dr_EHR / February 4, 2016

If your ENT clinic or practice needs to change your electronic health records system (EHR), there are several important considerations before making a switch. The goal for an ENT EHR platform is described as ‘meaningful use.’ This means that accurate and timely information about patients can be available instantly across the institution.

Create the Perfect Team

When selecting persons to be a part of the planning process, ability and critical thinking skills are more important than titles. Every department needs to be represented. Disregarding the advice of the reception and appointment team might doom a plan to failure from the start.

Team leaders skilled and experienced in group dynamics can keep groups moving forward to meet deadlines while minimizing friction and disagreements.

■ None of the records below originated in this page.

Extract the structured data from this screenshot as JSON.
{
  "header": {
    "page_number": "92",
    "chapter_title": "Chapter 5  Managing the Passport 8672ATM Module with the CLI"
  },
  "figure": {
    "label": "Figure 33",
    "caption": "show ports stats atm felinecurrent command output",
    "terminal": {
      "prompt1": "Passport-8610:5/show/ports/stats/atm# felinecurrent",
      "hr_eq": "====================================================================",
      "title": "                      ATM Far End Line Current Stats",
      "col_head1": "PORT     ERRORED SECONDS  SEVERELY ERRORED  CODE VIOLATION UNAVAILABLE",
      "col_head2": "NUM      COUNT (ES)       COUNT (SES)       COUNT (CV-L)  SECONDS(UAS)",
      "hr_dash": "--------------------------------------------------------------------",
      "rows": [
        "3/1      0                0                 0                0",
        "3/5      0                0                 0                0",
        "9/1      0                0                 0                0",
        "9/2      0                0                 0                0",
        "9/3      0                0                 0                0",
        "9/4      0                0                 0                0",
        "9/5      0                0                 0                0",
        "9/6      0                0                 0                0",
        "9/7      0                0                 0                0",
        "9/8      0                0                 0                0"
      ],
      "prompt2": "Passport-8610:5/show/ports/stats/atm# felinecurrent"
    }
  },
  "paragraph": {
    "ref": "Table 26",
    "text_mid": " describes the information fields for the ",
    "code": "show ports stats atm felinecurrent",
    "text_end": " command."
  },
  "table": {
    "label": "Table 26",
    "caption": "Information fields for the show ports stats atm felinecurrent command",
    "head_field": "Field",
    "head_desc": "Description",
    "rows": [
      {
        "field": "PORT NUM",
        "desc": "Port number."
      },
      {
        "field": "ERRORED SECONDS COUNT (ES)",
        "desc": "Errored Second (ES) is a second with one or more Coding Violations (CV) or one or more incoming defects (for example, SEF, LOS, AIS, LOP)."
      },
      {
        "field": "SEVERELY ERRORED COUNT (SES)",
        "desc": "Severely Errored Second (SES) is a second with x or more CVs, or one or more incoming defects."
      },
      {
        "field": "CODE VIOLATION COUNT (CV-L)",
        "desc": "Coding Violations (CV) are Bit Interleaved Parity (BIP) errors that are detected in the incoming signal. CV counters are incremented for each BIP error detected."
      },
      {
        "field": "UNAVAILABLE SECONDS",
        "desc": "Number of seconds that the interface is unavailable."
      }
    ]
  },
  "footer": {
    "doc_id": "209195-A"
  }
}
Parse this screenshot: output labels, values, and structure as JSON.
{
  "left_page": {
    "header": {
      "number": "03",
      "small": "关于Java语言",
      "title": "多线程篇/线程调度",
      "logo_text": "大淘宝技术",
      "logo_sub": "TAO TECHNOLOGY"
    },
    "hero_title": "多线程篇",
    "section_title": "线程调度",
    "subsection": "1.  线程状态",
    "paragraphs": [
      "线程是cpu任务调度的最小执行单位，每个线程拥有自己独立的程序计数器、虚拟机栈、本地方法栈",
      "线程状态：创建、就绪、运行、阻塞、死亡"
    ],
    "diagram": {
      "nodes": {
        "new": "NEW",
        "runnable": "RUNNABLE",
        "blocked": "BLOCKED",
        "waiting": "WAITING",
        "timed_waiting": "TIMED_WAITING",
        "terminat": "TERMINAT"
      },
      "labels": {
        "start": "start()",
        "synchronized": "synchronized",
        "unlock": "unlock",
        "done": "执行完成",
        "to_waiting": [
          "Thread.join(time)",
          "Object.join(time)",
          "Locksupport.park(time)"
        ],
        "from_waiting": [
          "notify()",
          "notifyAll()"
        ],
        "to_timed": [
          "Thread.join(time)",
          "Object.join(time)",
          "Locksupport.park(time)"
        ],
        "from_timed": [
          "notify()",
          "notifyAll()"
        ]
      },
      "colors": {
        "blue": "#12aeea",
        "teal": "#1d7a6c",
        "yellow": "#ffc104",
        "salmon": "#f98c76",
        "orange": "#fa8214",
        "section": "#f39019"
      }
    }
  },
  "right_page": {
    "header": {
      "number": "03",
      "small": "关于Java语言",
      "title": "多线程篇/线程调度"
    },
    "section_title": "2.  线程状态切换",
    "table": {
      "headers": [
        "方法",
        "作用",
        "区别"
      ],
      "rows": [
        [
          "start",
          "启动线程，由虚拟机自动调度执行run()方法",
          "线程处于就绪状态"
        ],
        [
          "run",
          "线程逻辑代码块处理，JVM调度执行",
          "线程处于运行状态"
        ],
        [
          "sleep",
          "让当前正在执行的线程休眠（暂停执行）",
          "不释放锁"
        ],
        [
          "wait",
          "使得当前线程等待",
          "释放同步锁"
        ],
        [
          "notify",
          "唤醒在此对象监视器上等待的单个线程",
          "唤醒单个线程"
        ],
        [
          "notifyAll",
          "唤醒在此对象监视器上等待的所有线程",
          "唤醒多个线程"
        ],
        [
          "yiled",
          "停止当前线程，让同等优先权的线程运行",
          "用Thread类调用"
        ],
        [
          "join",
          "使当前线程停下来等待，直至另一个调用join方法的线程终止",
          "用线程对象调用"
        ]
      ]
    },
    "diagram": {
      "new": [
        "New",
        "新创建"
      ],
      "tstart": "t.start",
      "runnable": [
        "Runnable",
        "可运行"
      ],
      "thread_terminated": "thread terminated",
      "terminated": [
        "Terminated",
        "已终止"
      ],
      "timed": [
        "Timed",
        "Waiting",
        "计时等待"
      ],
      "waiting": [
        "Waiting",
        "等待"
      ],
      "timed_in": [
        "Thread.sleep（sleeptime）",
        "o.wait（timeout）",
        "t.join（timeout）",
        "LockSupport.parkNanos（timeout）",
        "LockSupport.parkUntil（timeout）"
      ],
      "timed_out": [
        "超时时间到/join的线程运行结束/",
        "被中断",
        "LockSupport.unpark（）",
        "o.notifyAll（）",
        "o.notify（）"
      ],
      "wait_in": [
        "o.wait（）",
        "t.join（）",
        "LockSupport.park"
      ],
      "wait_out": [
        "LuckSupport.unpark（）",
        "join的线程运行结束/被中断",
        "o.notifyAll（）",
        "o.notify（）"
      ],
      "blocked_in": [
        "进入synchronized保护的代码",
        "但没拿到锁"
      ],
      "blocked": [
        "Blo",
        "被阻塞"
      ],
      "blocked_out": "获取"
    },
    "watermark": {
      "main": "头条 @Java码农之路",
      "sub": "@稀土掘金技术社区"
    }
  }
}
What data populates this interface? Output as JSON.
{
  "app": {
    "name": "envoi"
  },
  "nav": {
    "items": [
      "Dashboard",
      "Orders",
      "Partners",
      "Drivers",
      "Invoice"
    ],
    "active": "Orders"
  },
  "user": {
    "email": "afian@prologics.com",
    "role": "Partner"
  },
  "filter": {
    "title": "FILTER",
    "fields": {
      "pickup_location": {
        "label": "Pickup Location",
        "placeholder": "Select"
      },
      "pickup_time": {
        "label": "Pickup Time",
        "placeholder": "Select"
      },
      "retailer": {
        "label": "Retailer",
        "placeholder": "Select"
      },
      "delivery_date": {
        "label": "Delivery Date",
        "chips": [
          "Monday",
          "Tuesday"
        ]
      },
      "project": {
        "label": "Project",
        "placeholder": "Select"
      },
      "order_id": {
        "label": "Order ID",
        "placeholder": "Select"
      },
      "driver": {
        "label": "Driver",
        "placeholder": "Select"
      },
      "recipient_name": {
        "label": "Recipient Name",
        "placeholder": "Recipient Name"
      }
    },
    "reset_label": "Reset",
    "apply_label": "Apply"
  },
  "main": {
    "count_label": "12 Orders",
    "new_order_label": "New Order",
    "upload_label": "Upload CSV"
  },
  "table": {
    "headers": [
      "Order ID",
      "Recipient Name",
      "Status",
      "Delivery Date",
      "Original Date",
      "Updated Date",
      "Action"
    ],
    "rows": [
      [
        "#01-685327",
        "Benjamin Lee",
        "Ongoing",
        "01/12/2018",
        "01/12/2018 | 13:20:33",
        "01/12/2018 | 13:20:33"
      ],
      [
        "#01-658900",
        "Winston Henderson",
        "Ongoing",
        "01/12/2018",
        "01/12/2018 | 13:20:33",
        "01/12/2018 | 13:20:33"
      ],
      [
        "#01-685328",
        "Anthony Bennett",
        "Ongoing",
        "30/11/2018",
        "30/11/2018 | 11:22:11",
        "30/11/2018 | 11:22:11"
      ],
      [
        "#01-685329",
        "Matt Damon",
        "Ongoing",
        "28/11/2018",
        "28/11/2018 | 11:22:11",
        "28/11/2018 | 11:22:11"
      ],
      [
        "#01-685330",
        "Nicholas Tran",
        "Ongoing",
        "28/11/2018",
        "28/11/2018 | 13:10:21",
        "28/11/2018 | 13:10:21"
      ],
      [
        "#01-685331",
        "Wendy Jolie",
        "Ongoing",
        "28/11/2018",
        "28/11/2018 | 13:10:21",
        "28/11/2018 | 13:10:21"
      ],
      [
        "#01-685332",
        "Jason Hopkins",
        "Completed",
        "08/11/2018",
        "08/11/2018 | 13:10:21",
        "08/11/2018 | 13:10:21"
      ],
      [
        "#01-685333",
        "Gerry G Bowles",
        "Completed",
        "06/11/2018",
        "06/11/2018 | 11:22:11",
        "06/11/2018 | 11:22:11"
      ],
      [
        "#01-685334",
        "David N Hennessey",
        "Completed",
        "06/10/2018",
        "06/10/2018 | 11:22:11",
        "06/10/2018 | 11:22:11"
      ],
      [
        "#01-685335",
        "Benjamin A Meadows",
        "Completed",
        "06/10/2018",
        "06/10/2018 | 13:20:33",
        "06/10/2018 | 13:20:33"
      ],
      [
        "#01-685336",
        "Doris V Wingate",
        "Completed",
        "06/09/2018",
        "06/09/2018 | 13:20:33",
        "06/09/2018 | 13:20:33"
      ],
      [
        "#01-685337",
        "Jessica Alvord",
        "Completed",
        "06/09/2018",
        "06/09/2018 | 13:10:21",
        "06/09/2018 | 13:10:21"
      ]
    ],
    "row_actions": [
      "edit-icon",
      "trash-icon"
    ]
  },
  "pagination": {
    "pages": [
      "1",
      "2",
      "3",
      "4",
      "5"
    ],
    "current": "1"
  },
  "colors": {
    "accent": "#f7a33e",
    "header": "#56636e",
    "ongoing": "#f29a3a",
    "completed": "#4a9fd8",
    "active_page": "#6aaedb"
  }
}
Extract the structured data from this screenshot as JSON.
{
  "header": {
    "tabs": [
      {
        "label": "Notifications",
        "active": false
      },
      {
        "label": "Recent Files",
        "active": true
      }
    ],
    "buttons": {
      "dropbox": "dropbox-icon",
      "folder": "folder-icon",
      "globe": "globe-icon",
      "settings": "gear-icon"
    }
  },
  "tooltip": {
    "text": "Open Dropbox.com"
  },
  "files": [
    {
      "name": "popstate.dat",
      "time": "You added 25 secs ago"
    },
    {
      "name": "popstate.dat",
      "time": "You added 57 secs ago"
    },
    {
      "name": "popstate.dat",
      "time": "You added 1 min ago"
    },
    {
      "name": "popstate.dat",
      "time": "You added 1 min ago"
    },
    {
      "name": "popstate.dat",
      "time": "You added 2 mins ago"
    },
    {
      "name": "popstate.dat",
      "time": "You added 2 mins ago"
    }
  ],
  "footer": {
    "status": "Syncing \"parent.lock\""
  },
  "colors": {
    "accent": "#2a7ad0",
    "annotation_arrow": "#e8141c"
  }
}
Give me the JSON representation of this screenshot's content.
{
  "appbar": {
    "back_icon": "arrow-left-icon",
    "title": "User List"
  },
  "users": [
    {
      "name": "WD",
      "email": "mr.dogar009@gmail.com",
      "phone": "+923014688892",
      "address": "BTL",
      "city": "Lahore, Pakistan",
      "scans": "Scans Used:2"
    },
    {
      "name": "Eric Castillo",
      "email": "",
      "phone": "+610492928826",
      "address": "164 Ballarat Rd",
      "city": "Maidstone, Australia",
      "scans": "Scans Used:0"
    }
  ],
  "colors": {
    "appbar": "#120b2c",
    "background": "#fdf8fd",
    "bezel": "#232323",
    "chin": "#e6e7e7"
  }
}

Study, Anticipate and Plan

First, one committee needs to look dispassionately at the current EHR system. What are its failures and what are its strengths? If there is part of the current system that works well, it will be important to maintain that function.

The planning group should be able to produce a document that is a virtual blueprint of the institution’s ideal EHR system. Knowing exactly what is desired and required before meeting with EHR vendors will give the practice a big decision-making advantage.

Decide on the Budget

Once the group is satisfied that they have identified all the parameters, they need to meet with administrators, partners and accountants to decide the EHR replacement or redesign budget. This group should be able to determine a cost/benefit analysis of increased functionality and anticipated efficiencies. Will the new system save employee time? Will it help reduce errors? All these savings and costs should be balanced.

Not all of these savings are readily apparent. Increased patient safety due to better sharing of medical history, test results and allergies, for instance, can gain a big financial savings as well as prevent poor patient outcomes. Don’t forget that the U.S. government is giving practitioners incentive funds to use EHR systems that are compatible with Medicare and Medicaid.

Research EHR Vendors

The EHR system must be certified using U.S. government guidelines. This is probably easier to achieve with an off-the-shelf system. Look at track records, experience, ease of use and other factors beside the cost. If a system seems promising, speak to as many current users as possible for feedback about their experiences, timely completions, training requirements, conversion times and customer service.

Train, Explain and Expect the Unexpected

Once you choose a system, prepare for the switch. Introductions to the new system should precede specific training. After the conversion, it probably is a good idea to appoint a small team as EHR ‘firefighters’ to respond immediately when problems arise in the first weeks of implementation. Great training means great reception.

The U.S. government site at has many free online resources for EHR conversions, including a paper on unintended consequences. Use these and any other resources to plan a successful change to a better system.

Download Picking Your Next EHR Guide